The French military, which has a 5,100-member anti-jihadist force in the Sahel, said it was providing air support for the operation, which is unfolding over a vast wooded area.
Six French citizens were killed on Sunday along with their Nigerien guide and driver about six kilometres (four miles) from the town of Koure, in a wildlife haven about an hour's drive southeast from the capital Niamey, officials said.
The country, one of the poorest in the world, is struggling with incursions by Islamists from both Nigeria to the south and Mali to the west.
In Paris, French anti-terror prosecutors said in a statement they would investigate charges of "murders with links to a terrorist enterprise" and "criminal terrorist association."
French aid group ACTED said a number of its workers were among those killed and it would hold a press conference later Monday.
It is believed to be the first such attack on Westerners in the area, which has developed as a tourist attraction over the past 20 years thanks to its unique population of West African giraffes.
The attackers came on motorcycles through the bush and waited for the group's arrival, a source said.
Most of the victims were shot although one woman managed to escape but was later caught and her throat was cut, a source said.
The bodies were laid side-by-side next to a torched 4x4, which had bullet holes in its rear window.
'Cowardly and barbaric'
Nigerien forensic experts investigated the site of the killing before the bodies were taken to Niamey.

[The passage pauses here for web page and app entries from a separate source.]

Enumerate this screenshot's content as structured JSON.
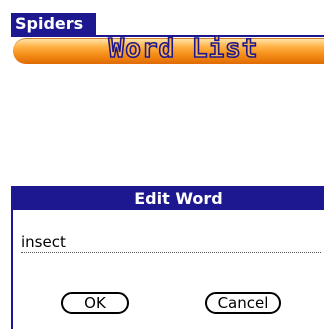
{
  "app": {
    "title": "Spiders"
  },
  "banner": {
    "title": "Word List"
  },
  "dialog": {
    "title": "Edit Word",
    "word_value": "insect",
    "ok_label": "OK",
    "cancel_label": "Cancel"
  },
  "colors": {
    "title_bar": "#1e1890",
    "banner_orange": "#f5901a",
    "background": "#ffffff"
  }
}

French President Emmanuel Macron and his Nigerien and Malian counterparts Mahamadou Issoufou and Ibrahim Boubacar Keita lashed the attack as cowardly and barbaric.
The Koure area is a sanctuary for hundreds of West African giraffes, a subspecies distinguished by its lighter colour.
"We all go to Koure on weekend outings because it's very easy to access," a Western humanitarian source based in Niamey told AFP.
"Everyone goes there, even ambassadors, diplomats, teachers... it is not considered a dangerous zone at all."
To the northwest of Niamey, the Tillaberi region has become a hideout for Sahel jihadist groups such as the Islamic State in the Greater Sahara (ISGS), which have killed hundreds of troops and driven thousands from their homes.
The use of motorcycles has been totally banned since January in an attempt to curb the movements of such jihadists.
Two young Frenchmen, Antoine De Leocour and Vincent Delory, were killed after being kidnapped by jihadists from a restaurant in Niamey in 2011.